### [Problem to work on]
Which lines in the data below contain the word "Aufrufe"? Copy each of them.

(Entries supplied)

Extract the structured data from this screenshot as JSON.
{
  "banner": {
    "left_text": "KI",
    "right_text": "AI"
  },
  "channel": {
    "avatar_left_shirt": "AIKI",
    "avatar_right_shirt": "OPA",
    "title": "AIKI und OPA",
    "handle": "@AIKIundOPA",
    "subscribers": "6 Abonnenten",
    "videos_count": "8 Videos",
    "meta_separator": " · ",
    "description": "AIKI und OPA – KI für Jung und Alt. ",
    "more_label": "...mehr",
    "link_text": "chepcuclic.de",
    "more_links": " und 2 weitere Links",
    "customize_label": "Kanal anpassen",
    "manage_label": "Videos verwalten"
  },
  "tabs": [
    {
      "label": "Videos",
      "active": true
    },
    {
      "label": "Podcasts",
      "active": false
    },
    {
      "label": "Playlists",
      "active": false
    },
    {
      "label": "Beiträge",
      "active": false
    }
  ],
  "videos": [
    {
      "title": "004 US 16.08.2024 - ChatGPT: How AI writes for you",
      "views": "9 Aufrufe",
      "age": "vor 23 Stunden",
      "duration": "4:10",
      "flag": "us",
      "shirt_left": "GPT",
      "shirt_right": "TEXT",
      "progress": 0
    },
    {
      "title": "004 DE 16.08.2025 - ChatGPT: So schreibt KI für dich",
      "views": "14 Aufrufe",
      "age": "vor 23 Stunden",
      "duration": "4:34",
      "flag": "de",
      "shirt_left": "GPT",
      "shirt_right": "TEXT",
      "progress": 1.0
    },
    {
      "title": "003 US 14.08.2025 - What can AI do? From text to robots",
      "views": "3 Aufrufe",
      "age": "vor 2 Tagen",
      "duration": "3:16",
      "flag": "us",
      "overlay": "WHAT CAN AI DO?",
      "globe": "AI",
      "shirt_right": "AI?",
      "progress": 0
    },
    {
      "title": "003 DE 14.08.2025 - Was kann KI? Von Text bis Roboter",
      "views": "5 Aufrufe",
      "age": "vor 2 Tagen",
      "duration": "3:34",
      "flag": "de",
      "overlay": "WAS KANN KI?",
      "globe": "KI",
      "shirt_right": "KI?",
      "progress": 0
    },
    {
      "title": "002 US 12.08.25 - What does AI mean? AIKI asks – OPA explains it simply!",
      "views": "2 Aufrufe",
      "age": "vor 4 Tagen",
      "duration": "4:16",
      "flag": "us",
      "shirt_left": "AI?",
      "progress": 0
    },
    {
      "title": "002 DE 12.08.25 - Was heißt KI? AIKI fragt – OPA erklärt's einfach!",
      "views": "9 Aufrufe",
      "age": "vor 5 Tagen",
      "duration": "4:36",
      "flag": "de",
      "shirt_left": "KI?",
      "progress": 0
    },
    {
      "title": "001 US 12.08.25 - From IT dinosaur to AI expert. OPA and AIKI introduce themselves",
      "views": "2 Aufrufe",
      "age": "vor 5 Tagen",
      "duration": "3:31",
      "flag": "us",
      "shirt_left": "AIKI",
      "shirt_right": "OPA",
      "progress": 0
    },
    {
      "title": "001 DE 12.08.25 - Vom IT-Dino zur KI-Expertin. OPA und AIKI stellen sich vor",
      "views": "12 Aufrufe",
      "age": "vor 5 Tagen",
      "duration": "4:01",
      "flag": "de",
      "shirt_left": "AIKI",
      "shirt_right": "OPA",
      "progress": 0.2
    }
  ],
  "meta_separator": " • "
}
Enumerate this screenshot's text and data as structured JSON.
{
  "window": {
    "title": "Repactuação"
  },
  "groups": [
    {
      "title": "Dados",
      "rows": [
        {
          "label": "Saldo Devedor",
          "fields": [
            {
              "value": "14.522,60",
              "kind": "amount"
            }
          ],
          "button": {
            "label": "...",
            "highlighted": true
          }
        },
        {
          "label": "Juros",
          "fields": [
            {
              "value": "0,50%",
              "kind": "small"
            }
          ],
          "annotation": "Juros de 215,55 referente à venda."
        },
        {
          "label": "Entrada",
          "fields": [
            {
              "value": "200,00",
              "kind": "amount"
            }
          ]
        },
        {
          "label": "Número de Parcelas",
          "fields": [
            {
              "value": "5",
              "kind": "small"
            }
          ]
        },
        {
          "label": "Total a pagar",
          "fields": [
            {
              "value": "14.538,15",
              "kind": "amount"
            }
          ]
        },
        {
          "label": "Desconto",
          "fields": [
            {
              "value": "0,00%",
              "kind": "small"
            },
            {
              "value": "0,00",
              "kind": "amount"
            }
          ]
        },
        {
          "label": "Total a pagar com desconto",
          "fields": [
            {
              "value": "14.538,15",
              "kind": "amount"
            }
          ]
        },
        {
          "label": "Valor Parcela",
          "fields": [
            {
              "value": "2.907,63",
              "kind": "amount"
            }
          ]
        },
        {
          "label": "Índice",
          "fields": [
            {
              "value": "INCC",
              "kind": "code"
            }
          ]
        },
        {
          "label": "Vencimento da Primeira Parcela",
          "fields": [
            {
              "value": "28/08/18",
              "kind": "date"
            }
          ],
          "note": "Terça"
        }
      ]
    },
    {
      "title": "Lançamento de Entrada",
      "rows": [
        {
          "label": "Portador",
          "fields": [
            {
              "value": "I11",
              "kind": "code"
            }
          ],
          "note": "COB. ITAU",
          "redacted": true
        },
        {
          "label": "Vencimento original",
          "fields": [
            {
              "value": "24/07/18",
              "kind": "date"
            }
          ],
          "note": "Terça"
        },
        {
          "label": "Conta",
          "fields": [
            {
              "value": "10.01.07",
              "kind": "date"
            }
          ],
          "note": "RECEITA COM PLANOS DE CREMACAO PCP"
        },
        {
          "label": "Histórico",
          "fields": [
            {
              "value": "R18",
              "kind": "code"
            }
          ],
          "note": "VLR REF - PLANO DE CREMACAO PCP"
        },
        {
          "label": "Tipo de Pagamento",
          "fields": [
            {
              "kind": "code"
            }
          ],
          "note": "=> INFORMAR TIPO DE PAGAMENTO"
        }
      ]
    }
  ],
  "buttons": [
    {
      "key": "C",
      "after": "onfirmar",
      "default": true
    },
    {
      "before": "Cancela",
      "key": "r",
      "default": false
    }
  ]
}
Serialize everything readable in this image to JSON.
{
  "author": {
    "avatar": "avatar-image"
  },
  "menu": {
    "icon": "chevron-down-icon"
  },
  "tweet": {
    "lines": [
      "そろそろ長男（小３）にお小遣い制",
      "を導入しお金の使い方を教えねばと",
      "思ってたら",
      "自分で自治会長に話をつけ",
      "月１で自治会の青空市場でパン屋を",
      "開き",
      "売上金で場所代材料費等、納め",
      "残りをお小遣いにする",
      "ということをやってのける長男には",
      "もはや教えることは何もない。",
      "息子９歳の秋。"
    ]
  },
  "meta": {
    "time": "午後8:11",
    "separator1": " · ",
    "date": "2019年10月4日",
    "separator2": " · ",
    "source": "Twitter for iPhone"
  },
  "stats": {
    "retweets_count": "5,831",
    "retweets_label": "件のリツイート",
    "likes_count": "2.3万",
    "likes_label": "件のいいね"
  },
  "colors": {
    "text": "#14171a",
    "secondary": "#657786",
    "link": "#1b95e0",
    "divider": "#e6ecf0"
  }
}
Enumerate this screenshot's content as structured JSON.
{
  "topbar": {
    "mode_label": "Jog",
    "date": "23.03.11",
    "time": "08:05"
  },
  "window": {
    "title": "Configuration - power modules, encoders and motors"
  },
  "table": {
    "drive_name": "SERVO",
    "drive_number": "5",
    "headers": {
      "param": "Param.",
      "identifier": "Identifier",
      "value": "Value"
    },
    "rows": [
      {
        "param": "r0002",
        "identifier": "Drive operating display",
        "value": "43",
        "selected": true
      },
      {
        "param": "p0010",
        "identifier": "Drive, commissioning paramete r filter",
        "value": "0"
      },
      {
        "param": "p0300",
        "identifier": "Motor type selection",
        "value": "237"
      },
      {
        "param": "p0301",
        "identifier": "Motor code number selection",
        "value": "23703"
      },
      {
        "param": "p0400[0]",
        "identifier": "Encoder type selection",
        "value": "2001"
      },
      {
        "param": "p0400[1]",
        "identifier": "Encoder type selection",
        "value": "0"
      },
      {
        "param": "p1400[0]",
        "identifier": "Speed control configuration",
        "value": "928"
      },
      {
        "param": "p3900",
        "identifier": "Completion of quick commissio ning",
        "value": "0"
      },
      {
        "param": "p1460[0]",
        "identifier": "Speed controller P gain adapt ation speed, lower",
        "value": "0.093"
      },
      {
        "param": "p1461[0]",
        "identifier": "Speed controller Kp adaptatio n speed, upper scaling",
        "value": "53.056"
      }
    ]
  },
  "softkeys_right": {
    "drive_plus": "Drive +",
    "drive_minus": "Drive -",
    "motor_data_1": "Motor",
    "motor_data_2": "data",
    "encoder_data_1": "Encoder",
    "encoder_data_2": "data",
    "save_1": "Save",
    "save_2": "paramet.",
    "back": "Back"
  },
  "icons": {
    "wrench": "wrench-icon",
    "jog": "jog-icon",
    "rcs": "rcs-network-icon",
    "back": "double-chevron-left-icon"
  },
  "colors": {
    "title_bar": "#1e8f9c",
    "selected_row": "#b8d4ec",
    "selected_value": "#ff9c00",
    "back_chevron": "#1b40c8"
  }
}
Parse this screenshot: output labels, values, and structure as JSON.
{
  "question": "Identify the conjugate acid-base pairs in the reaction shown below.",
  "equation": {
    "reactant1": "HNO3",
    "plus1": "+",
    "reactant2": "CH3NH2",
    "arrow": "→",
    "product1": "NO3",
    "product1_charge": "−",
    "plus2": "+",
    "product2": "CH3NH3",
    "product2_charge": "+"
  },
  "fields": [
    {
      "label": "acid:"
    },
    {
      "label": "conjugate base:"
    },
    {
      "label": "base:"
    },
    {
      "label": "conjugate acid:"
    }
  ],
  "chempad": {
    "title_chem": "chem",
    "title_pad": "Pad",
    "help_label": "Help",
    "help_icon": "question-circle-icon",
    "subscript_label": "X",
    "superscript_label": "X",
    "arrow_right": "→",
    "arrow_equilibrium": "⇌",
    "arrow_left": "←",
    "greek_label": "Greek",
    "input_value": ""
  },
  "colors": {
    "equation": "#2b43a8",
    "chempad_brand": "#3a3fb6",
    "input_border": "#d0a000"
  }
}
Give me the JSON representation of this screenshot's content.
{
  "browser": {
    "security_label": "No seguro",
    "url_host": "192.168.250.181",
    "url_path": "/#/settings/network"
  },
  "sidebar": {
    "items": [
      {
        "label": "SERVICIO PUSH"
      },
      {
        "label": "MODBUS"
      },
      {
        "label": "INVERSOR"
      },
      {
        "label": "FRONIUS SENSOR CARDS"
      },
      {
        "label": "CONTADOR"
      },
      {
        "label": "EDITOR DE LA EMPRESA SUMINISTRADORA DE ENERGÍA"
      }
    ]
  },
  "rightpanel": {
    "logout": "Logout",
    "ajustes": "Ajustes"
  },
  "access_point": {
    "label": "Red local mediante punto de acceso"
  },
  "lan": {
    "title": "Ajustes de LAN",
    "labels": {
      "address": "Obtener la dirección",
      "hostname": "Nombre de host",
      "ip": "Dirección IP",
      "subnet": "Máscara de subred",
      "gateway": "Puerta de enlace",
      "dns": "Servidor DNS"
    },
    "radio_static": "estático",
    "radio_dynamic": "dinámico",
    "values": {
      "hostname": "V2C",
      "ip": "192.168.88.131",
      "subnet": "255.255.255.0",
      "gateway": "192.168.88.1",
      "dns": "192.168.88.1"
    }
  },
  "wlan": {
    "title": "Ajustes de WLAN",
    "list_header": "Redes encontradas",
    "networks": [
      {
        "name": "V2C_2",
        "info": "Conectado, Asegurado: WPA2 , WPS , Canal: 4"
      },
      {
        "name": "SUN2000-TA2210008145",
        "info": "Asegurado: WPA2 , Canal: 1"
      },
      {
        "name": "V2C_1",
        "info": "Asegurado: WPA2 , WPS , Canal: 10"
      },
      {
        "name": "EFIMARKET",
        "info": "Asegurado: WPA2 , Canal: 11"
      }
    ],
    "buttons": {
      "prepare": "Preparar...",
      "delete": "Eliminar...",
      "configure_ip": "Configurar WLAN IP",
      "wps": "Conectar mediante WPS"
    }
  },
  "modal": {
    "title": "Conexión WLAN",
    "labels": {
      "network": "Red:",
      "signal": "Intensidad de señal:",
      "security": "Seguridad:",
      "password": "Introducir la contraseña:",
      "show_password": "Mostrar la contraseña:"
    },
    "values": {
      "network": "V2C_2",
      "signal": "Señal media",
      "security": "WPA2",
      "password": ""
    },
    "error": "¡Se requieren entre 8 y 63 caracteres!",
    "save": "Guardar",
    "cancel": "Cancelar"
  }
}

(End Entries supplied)

### [Your response]
      "views": "9 Aufrufe",
      "views": "14 Aufrufe",
      "views": "3 Aufrufe",
      "views": "5 Aufrufe",
      "views": "2 Aufrufe",
      "views": "9 Aufrufe",
      "views": "2 Aufrufe",
      "views": "12 Aufrufe",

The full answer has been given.